Temporary housing for those experiencing homelessness in the city will open at the Edmonton Convention Centre on Friday.
The city has ramped up efforts to address the homelessness issue in recent weeks and months, after large encampments were established in the Rossdale and Old Strathcona areas. The city estimates about 2,000 people are experiencing homelessness, with 600 sleeping outside or unsheltered on any given night.
The Edmonton Convention Centre will open in a limited capacity at first, but is expected to be able to accommodate up to 300 people for day services and overnight shelter by the end of next week.
The 24/7 accommodation space will be operated by Boyle Street Community Services, The Mustard Seed, Bissell Centre and the Bent Arrow Traditional Healing Society.
People who stay at the convention centre will also be offered a number of services, including access to mental health, addictions, overdose prevention, Indigenous, cultural and youth support services.
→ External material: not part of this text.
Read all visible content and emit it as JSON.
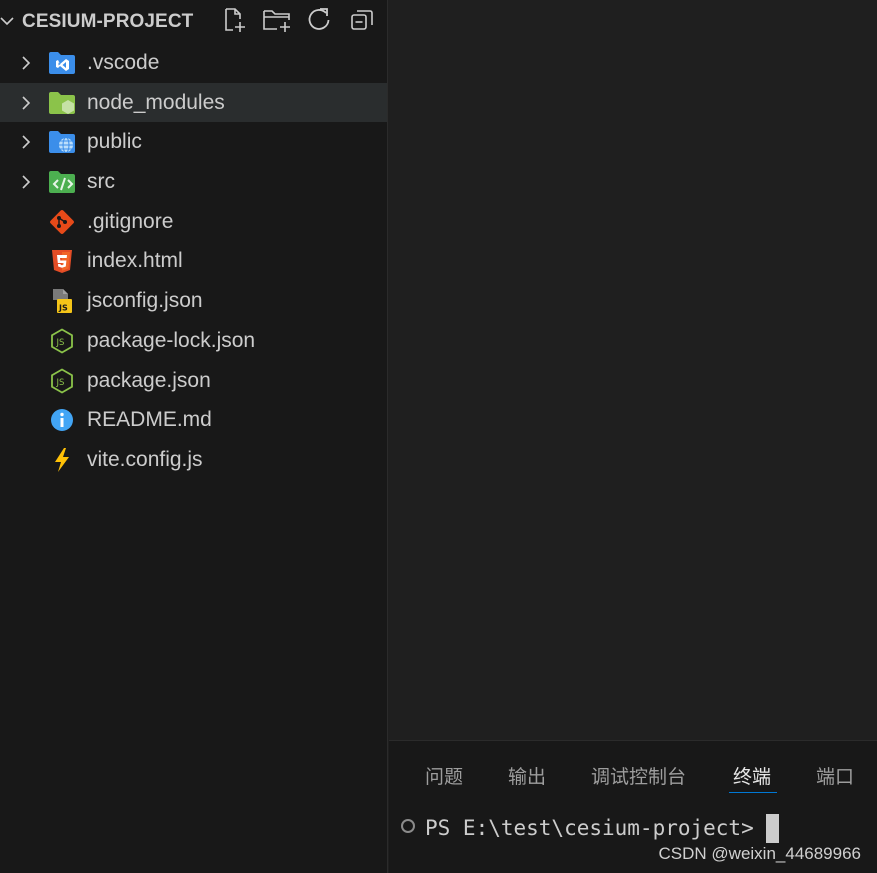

Laundry services, showers, enhanced storage opportunities and daily meals will also be provided.
Halls A, B and C on the Assembly Level of the Edmonton Convention Centre will be used for the temporary accommodation, which is slated to be open until the end of March. At 85,000 square feet, the space will allow for physical distancing due to COVID-19.
Those taking advantage of the housing will be screened for COVID-19, according to the city.
In addition to the shelter and services at the convention centre, the city is offering support to the Hope Mission to operate a temporary shelter at Commonwealth Stadium.
Councillors heard Wednesday that the space at Commonwealth has been operating for a few days with more than 100 people staying at the site.
Councillor Scott McKeen said he was “dismayed” to hear about the shelter space at Commonwealth.
“I can’t tell you how dismayed I am to hear that, that this comes to me as a surprise, that an operator who has not operated in the manner that reduces social disorder, has moved into a facility in the ward I represent and the people I represent, with no consultation, no meeting about this,” McKeen said.
“I am absolutely blown away, Mr. Smyth, that this would happen on my watch without some heads-up and some meeting with me about this. I’m really, really frustrated with you and your staff on this. I don’t know what else to say.”
Steven Townsend, president of the Parkdale Cromdale Community League, said the group wants to be part of the solution but also would have liked a heads-up.
“Our communities are pretty heavily loaded right now. We had the Expo Centre, now we’re going to have the bridge housing, we have the Coliseum Inn and now this temporary shelter.
“So you know, there’s only so much a community can bear.”
The space at Commonwealth can accommodate more than 100 people and is expected to be in operation until March.
The city said Thursday the Commonwealth Stadium housing will initially operate as an overnight shelter to replace spaces previously provided at the Central Lions Senior Centre. Hope Mission has plans to move to a 24/7 shelter model at the football stadium.
The Mustard Seed will also expand its shelter and programming for vulnerable populations with a new 24/7 facility on the south side, which is scheduled to open on Nov. 2.
The agencies will operate the temporary accommodation using $8 million in funding from the federal and provincial governments to help municipalities respond to COVID-19. An additional $500,000 will be reallocated from the City of Edmonton’s 2020 budget.